From the onset of this blog (November 4, 2009), the mission has been to track the Journey, warts and all. So I felt that sharing a real-time query/rejection scenario might be especially helpful for writers stumbling across my post/blog who are in the earlier stages of their own Journeys. Setting our expectation levels to coincide with reality is such an important part of the process and is key to maintaining our sanity as we navigate the madness.
When I was getting started with my first novel (The Truth about Cinnamon) over twenty years ago, the publishing world (and, in fact, the world in general) was vastly different. There were no cell phones, no social media outlets, no email, and no way to contact agents and editors (who were still taking unsolicited manuscripts and queries back then) except by snail mail. So, I spent countless days/weeks/dollars in postage sending stuff out: query letters, the first three chapters, whatever the current Literary Market said the agents/editors wanted to see.
I still have all of those rejection letters/postcards–and a handful of individuals actually responded with suggestions, indicating that they saw some promise in my writing and my story but that one thing or another needed to be fixed/amplified/etc., before resubmitting. The time those individuals took to offer some tangible help is still remembered with gratitude. (Absolutely no one seems to have the time to do that anymore.)
But the most revelational moment in those early years of my Journey came when I acually made a trip from Atlanta, where I lived at the time, to New York. I had a whole bunch of new query letters, partial manuscripts, synopses, etc., that I’d been planning to mail out. And, on something of a whim, I decided instead to load everything into a big bag, hop a train, and go to New York to deliver my mail in person. I wanted to see for myself what the places looked like where I’d been sending everything.
Well … the visions were staggering! In virtually every office I visited (and some turned out to be literal holes-in-the-wall), unopened envelopes of every size and shape were in floor-to-ceiling stacks all over the reception areas, the submissions appearing to number in the thousands.
The employees who greeted me at each of the front desks were astonished that I was there, because “nobody’s allowed to deliver submissions in person.” Since I had obviously already broken that rule and was standing there in the flesh with my mail in-hand, a few agents/editors were kind enough to see me briefly. But I knew when I left each office that my submission was going to get tossed into “the pile,” and the memories of that reality have guided the setting of my expectation levels ever since.
As for “the chemistry” thing, I understand the existence of that elusive, intangible element in every endeavor we undertake. Someone’s assessment of the “it” factor will inevitably influence a professional’s decision about our work.
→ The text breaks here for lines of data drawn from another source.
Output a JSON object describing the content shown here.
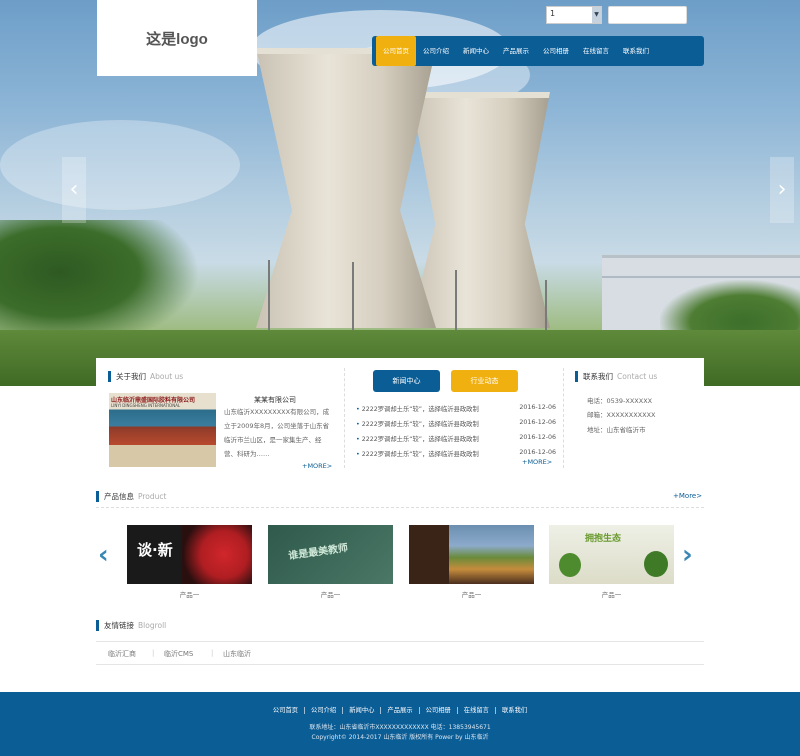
{
  "header": {
    "logo_text": "这是logo",
    "lang_select": "1",
    "search_placeholder": ""
  },
  "nav": {
    "items": [
      "公司首页",
      "公司介绍",
      "新闻中心",
      "产品展示",
      "公司相册",
      "在线留言",
      "联系我们"
    ],
    "active_index": 0
  },
  "slider": {
    "prev_label": "‹",
    "next_label": "›"
  },
  "about": {
    "title": "关于我们",
    "title_en": "About us",
    "company": "某某有限公司",
    "text": "山东临沂XXXXXXXXX有限公司，成立于2009年8月，公司坐落于山东省临沂市兰山区，是一家集生产、经营、科研为……",
    "text_lines": [
      "山东临沂XXXXXXXXX有限公司，成",
      "立于2009年8月，公司坐落于山东省",
      "临沂市兰山区，是一家集生产、经",
      "营、科研为……"
    ],
    "img_sign": "山东临沂鼎盛国际胶料有限公司",
    "img_sign_sub": "LINYI DINGSHENG INTERNATIONAL",
    "more": "+MORE>"
  },
  "news": {
    "tabs": [
      "新闻中心",
      "行业动态"
    ],
    "tab_colors": [
      "#0b5d96",
      "#f0b010"
    ],
    "items": [
      {
        "title": "2222罗调却土乐“较”，选择临沂县政政制",
        "date": "2016-12-06"
      },
      {
        "title": "2222罗调却土乐“较”，选择临沂县政政制",
        "date": "2016-12-06"
      },
      {
        "title": "2222罗调却土乐“较”，选择临沂县政政制",
        "date": "2016-12-06"
      },
      {
        "title": "2222罗调却土乐“较”，选择临沂县政政制",
        "date": "2016-12-06"
      }
    ],
    "more": "+MORE>"
  },
  "contact": {
    "title": "联系我们",
    "title_en": "Contact us",
    "phone": "电话：0539-XXXXXX",
    "email": "邮箱：XXXXXXXXXXX",
    "address": "地址：山东省临沂市"
  },
  "products": {
    "title": "产品信息",
    "title_en": "Product",
    "more": "+More>",
    "items": [
      {
        "caption": "产品一",
        "text": "谈·新"
      },
      {
        "caption": "产品一",
        "text": "谁是最美教师"
      },
      {
        "caption": "产品一",
        "text": ""
      },
      {
        "caption": "产品一",
        "text": "拥抱生态"
      }
    ]
  },
  "friend_links": {
    "title": "友情链接",
    "title_en": "Blogroll",
    "items": [
      "临沂汇商",
      "临沂CMS",
      "山东临沂"
    ]
  },
  "footer": {
    "nav": [
      "公司首页",
      "公司介绍",
      "新闻中心",
      "产品展示",
      "公司相册",
      "在线留言",
      "联系我们"
    ],
    "address": "联系地址：山东省临沂市XXXXXXXXXXXXX  电话：13853945671",
    "copyright": "Copyright© 2014-2017 山东临沂 版权所有 Power by 山东临沂"
  }
}
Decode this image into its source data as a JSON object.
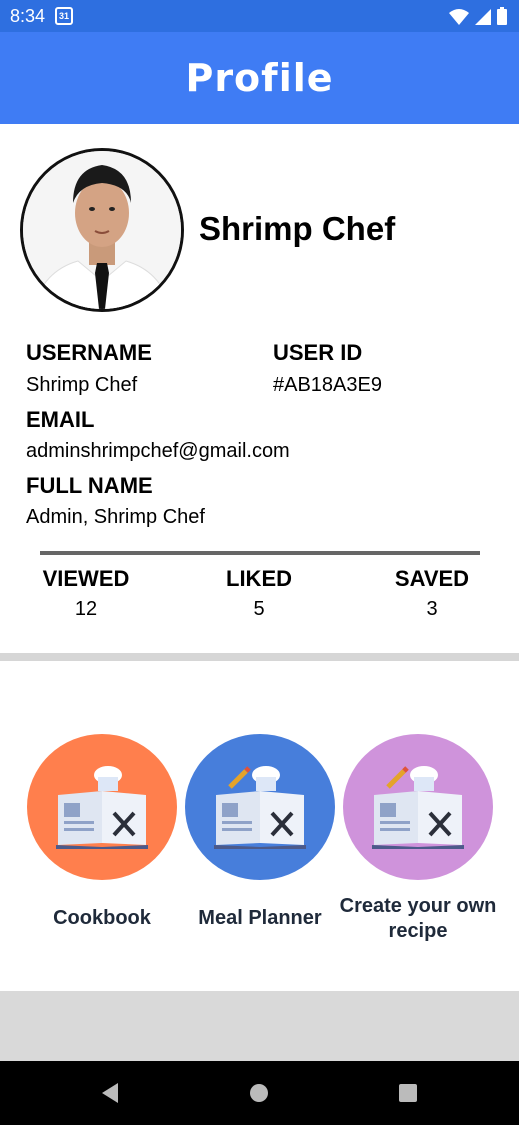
{
  "status_bar": {
    "time": "8:34",
    "calendar_day": "31"
  },
  "header": {
    "title": "Profile"
  },
  "profile": {
    "display_name": "Shrimp Chef"
  },
  "fields": {
    "username_label": "USERNAME",
    "username_value": "Shrimp Chef",
    "user_id_label": "USER ID",
    "user_id_value": "#AB18A3E9",
    "email_label": "EMAIL",
    "email_value": "adminshrimpchef@gmail.com",
    "full_name_label": "FULL NAME",
    "full_name_value": "Admin, Shrimp Chef"
  },
  "stats": [
    {
      "label": "VIEWED",
      "value": "12"
    },
    {
      "label": "LIKED",
      "value": "5"
    },
    {
      "label": "SAVED",
      "value": "3"
    }
  ],
  "actions": [
    {
      "label": "Cookbook",
      "color": "#ff7f4d"
    },
    {
      "label": "Meal Planner",
      "color": "#477edb"
    },
    {
      "label": "Create your own recipe",
      "color": "#cf93db"
    }
  ],
  "icons": {
    "avatar": "profile-photo",
    "action": "recipe-book-chef-hat-icon"
  },
  "colors": {
    "status_bar": "#2e6fe0",
    "header": "#3f7cf4"
  }
}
The frustration arises, however, when the agent says that all the pieces are in place–the book is well-written, the story is a good one, “nothing is missing” … except chemistry. Young/new writers just embarking upon their Journeys need to hear that statement.
And the lesson for all of us to take away from this example is that being too selective with our queries and submissions will never get us where we want to go. We need to be blitzing the entire industry with our well-written, well-developed manuscripts/books, if we’re ever going to find that one person–that literary soulmate you so astutely described–who finds the chemistry absolutely letter-perfect.
And the mission of this blog is to track at least this one Journey, winding through the valleys and over the peaks, as the search moves closer to a happy ending.